▶ _Material for this exercise_:
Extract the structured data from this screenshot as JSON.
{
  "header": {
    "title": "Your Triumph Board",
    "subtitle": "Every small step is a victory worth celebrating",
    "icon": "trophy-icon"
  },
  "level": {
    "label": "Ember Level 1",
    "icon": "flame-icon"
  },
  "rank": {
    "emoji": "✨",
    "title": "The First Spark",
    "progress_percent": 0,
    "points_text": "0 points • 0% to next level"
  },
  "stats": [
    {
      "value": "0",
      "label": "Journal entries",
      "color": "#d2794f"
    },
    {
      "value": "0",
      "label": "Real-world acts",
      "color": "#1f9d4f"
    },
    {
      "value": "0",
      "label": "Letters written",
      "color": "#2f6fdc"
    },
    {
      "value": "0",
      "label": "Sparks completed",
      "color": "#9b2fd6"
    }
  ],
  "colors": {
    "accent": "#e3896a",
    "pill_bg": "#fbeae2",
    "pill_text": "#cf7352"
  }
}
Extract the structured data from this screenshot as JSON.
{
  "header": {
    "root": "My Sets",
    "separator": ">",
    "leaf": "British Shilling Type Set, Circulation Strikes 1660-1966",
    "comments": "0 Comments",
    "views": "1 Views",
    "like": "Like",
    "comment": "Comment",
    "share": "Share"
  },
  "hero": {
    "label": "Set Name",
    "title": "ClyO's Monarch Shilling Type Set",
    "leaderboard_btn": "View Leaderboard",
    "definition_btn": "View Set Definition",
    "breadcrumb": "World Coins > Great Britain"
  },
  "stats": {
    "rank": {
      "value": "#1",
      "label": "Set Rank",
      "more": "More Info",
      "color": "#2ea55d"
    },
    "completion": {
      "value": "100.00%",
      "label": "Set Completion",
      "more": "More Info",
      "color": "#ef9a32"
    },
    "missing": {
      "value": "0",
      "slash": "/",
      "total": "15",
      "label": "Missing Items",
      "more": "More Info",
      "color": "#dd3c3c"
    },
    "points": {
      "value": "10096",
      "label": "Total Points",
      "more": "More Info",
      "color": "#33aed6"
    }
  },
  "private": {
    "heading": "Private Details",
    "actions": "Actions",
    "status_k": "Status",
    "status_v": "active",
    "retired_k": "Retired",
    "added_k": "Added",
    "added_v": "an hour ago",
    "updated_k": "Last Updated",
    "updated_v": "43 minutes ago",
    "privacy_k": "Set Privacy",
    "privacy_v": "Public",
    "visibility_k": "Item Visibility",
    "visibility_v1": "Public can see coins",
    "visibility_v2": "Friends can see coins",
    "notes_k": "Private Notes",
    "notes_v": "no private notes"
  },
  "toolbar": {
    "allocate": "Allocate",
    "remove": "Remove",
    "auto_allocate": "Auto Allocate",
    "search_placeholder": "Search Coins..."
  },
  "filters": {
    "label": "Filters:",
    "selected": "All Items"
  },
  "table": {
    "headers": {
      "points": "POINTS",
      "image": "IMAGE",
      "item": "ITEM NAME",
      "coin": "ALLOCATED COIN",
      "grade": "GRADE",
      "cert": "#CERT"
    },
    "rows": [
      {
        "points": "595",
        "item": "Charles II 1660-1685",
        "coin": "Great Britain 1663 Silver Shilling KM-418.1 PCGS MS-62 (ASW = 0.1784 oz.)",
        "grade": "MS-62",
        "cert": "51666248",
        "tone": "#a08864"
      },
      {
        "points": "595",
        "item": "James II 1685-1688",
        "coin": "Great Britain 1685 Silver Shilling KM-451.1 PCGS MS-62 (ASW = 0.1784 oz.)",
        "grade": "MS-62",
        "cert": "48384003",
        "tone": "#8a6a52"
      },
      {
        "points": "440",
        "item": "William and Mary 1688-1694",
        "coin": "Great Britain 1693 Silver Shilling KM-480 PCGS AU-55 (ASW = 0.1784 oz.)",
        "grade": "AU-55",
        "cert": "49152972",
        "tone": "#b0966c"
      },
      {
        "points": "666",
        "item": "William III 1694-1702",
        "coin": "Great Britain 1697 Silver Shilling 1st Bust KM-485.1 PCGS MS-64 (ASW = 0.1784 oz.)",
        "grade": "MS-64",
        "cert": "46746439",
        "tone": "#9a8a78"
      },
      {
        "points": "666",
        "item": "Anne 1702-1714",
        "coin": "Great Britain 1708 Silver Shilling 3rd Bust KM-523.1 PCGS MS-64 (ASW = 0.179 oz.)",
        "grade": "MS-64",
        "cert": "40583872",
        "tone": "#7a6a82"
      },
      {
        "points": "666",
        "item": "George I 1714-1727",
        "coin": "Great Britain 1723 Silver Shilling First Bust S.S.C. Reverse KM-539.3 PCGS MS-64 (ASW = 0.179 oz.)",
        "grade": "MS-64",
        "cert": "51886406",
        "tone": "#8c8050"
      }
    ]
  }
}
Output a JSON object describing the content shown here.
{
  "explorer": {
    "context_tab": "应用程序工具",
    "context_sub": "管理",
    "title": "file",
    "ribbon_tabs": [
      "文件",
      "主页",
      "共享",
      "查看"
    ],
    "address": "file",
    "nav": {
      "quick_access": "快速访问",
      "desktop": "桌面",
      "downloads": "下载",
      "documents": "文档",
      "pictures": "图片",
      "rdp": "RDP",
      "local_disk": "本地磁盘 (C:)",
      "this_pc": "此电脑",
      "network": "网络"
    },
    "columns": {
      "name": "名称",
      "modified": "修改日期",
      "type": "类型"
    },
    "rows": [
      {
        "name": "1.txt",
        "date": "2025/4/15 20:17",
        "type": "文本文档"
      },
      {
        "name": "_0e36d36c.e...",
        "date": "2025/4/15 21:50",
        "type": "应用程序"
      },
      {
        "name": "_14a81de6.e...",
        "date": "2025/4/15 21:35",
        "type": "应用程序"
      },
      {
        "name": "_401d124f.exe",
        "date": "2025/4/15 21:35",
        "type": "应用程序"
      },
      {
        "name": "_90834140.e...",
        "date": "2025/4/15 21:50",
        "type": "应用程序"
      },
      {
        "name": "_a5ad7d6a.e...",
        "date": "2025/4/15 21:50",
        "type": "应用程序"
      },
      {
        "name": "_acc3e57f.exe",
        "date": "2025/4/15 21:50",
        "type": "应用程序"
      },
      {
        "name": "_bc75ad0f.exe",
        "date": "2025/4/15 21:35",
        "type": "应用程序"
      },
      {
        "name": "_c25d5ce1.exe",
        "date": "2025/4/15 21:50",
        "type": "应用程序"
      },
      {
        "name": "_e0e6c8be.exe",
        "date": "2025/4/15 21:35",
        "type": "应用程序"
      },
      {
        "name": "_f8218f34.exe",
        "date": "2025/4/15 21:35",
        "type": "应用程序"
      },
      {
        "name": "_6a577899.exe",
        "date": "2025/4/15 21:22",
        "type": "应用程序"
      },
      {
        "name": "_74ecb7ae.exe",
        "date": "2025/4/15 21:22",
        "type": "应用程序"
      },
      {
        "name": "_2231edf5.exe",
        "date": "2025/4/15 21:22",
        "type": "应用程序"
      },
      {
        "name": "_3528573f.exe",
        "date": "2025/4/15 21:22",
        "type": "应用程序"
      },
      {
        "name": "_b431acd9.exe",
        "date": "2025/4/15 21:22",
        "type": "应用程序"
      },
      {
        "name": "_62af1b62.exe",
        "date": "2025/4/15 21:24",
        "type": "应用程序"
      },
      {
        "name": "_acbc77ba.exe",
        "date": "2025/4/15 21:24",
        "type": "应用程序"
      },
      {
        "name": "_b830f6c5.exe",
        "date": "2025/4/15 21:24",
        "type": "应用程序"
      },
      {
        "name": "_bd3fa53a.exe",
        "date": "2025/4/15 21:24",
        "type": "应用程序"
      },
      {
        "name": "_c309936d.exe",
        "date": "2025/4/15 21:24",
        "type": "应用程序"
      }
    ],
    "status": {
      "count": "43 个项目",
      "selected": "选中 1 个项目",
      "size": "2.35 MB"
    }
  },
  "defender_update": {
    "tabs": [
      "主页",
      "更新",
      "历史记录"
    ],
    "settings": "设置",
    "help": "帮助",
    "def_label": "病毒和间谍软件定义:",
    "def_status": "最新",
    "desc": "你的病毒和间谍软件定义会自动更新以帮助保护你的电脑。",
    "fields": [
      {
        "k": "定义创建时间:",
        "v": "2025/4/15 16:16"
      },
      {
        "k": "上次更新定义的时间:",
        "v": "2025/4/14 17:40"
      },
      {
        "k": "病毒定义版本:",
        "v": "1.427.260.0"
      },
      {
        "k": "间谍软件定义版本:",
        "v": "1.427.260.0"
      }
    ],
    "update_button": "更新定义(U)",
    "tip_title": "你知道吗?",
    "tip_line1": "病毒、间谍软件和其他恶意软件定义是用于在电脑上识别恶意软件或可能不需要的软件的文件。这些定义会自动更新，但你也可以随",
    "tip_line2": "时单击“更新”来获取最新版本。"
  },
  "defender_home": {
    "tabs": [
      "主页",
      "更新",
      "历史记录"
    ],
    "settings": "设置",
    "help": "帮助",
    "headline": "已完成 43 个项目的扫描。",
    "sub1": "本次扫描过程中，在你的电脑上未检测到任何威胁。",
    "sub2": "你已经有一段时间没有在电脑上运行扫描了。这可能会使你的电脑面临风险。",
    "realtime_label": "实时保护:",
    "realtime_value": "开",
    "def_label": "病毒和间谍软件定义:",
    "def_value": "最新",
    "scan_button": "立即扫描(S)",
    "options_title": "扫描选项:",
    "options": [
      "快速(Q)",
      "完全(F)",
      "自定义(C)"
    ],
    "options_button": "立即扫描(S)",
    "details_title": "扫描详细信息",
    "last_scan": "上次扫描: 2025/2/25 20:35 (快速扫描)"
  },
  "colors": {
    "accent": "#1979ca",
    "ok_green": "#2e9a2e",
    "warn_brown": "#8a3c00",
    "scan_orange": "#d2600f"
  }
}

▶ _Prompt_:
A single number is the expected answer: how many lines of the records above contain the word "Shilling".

▶ _Result for this exercise_:
8